FBI Tips

July 14, 2014

In a June 9, 2014 National Public Radio story about the first nine months of James B. Comey’s 10-year term as FBI director, two leadership tips emerged that may apply to all types of organizations.

The first is that since the 9/11 tragedy, the FBI has had to change from an agency created to catch bank robbers to an agency that prevents crime before it occurs.

While all comparisons pale next to 9/11, many organizations have had some kind of crisis that demonstrates dramatically that the organization must change fundamentally in order to serve its overarching purpose in a changing world.

It requires an entirely different mindset, perhaps, an entirely reordered set of priorities.

The second point raised in the interview, and very likely the key to accomplishing the first, is that the FBI is now focused on the biggest steps, not just the easiest ones.
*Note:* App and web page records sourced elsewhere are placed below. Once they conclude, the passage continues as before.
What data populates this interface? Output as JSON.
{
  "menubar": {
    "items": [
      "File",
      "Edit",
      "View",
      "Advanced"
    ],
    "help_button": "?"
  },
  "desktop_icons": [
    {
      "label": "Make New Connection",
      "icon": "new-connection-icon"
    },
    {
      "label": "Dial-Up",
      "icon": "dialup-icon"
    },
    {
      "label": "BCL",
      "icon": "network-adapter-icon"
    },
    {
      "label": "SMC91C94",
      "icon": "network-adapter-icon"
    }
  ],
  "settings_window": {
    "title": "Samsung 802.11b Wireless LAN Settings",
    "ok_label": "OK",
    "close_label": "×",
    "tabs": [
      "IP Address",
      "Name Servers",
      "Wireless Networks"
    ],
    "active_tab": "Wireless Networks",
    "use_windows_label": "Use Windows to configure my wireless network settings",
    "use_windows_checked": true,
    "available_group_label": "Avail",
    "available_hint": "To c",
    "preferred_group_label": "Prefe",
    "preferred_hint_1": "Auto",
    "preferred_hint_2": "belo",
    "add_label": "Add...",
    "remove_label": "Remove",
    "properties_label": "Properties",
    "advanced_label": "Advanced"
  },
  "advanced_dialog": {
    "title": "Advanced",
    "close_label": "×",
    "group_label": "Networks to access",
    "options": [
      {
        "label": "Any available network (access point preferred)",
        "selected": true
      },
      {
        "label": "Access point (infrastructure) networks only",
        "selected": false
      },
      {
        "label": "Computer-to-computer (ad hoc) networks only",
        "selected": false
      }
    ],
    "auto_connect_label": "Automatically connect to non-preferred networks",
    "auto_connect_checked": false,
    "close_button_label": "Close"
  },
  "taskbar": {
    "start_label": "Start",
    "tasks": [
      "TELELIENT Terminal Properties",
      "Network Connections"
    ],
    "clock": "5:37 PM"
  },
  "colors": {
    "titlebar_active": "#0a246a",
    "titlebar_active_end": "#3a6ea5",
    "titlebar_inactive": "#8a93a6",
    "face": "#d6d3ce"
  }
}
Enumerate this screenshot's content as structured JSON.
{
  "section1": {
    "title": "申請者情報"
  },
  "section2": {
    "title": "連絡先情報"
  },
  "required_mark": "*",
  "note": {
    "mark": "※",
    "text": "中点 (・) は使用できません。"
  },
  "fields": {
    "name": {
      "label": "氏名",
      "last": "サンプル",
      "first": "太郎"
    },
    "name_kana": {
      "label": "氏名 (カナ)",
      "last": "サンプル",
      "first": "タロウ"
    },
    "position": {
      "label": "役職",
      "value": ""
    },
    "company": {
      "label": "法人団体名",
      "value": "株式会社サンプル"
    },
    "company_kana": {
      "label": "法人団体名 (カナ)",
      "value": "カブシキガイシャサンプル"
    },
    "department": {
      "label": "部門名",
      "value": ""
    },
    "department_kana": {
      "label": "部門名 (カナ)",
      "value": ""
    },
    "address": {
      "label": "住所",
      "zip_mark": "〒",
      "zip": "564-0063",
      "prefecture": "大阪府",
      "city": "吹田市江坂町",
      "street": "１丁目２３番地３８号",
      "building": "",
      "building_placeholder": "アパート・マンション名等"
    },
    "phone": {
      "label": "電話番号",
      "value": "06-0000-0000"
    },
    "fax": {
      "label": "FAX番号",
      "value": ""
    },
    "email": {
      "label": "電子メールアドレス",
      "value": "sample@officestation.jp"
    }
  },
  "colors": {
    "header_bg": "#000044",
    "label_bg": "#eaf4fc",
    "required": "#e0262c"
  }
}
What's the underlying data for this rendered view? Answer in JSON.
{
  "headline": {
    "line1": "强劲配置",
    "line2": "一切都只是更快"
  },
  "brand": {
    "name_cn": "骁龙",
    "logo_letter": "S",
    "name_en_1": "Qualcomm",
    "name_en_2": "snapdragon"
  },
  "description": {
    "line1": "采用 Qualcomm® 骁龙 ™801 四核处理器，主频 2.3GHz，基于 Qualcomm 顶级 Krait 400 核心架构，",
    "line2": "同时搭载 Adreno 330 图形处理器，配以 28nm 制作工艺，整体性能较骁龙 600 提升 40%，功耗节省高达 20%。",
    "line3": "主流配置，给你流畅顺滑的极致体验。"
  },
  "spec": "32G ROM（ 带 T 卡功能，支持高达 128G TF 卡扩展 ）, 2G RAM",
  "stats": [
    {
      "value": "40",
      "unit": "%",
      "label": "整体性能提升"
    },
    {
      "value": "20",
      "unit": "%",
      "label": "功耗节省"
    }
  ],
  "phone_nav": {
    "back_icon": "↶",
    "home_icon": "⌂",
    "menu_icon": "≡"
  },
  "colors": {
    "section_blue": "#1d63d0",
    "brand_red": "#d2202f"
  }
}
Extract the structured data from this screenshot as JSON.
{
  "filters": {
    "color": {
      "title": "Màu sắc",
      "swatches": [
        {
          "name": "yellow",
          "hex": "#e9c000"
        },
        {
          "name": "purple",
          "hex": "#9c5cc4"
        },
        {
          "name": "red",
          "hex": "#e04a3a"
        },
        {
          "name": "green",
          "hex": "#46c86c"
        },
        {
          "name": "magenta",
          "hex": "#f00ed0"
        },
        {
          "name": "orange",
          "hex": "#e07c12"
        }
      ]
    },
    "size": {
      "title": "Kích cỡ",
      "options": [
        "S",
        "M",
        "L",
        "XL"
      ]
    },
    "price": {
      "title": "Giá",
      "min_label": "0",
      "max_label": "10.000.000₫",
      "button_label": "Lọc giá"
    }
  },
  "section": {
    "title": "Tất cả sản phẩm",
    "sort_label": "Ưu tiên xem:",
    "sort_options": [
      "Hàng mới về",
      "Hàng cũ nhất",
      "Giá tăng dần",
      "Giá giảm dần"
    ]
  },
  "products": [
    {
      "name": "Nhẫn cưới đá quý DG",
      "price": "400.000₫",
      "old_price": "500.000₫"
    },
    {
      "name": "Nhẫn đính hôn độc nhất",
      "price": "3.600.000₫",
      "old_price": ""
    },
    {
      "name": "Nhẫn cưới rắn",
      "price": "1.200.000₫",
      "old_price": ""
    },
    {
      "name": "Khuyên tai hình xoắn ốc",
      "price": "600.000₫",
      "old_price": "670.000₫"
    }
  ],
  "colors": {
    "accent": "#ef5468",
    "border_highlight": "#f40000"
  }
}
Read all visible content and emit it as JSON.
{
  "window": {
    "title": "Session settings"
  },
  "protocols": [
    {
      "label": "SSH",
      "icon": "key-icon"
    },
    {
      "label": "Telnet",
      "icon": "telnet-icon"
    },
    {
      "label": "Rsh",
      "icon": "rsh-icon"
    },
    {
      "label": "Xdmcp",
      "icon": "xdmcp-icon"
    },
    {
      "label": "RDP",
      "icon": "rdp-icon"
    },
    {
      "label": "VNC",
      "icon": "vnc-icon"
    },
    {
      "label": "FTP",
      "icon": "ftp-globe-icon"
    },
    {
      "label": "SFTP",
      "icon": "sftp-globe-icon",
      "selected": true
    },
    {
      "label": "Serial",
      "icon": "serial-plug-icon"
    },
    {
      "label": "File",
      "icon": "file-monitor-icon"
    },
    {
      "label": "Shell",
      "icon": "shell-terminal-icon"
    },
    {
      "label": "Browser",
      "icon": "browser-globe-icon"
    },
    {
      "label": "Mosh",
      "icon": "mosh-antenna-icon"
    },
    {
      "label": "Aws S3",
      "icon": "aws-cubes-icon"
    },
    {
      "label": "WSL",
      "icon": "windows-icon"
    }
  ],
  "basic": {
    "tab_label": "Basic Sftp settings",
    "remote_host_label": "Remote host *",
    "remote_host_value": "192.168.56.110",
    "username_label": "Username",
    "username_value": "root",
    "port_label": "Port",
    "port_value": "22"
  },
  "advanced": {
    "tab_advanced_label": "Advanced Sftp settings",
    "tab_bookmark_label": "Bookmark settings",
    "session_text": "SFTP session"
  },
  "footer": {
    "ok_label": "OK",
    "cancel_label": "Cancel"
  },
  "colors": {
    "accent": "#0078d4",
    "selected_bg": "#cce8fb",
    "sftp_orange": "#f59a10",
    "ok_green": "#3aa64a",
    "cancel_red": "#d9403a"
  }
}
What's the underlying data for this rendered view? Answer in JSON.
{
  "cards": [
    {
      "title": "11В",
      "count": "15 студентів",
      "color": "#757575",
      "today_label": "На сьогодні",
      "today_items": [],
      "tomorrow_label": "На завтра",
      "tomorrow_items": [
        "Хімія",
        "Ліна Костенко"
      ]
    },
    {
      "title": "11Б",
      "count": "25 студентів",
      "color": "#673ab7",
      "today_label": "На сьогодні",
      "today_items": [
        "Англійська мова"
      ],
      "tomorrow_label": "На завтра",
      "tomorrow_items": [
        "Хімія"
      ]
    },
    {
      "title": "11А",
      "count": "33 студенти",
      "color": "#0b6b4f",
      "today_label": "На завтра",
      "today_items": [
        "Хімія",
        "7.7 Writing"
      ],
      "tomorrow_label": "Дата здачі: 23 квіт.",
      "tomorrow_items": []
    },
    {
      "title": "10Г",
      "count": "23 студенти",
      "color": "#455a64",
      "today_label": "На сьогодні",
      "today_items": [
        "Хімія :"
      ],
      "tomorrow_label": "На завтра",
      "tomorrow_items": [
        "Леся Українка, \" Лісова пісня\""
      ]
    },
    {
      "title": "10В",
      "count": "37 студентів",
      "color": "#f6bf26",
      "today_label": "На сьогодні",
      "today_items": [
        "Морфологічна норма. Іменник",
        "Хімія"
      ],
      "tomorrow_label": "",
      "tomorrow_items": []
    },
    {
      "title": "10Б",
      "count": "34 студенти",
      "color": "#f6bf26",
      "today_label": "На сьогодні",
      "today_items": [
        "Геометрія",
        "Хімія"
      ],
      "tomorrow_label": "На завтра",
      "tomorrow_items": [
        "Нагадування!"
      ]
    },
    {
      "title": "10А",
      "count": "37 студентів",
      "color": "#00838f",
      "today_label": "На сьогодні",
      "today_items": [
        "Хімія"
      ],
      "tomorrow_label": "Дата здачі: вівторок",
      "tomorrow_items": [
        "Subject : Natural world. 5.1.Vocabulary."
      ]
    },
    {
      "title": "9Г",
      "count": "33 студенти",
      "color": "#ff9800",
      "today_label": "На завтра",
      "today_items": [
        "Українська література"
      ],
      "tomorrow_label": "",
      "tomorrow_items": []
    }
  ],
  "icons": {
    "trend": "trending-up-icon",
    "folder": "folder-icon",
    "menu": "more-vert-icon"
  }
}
This is what Director Comey sees is necessary for the FBI to become the agency our nation needs in today’s world.

The required response to a defining-moment crisis cannot be cosmetic change, but must be almost genetic change. Hard change – a focus on deep, systemic issues, not superficial matters.

It requires an entirely different level of commitment than existed before.

Cheering for Sportsmanship

July 31, 2018

(This blog first appeared on MHSAA.com on January 8, 2013.)

I try to start each new school year at the Michigan Interscholastic Press Association summer camp at Michigan State University. I talk briefly about who the MHSAA is and what it does; and then two or three dozen high school newspaper editors and writers ask me questions; and in doing so, they give me clues to what’s going on in our schools and what’s important to our students.

Several years ago, when I opened the session to questions, one young man asked: “Mr. Roberts, what’s your job?” I paused, and then said, “I guess I’m the head cheerleader for high school sports in Michigan.”

So then this precocious student asked: “Okay, what do you cheer for?”  With a briefer pause, this is some of what I said:

  • I cheer for sportsmanship that’s not merely good, but great.

  • I cheer for sportsmanship, not gamesmanship.

  • I cheer for playing by the rules, both the letter and the spirit.

  • I cheer for maximum effort to try to win each and every contest.

  • I don’t cheer for winning at any cost; I do cheer for learning at every opportunity.

  • I cheer for losing with grace and for winning with even greater grace, with humility and modesty.

  • I cheer for the lessons of victory and the even greater lessons of defeat.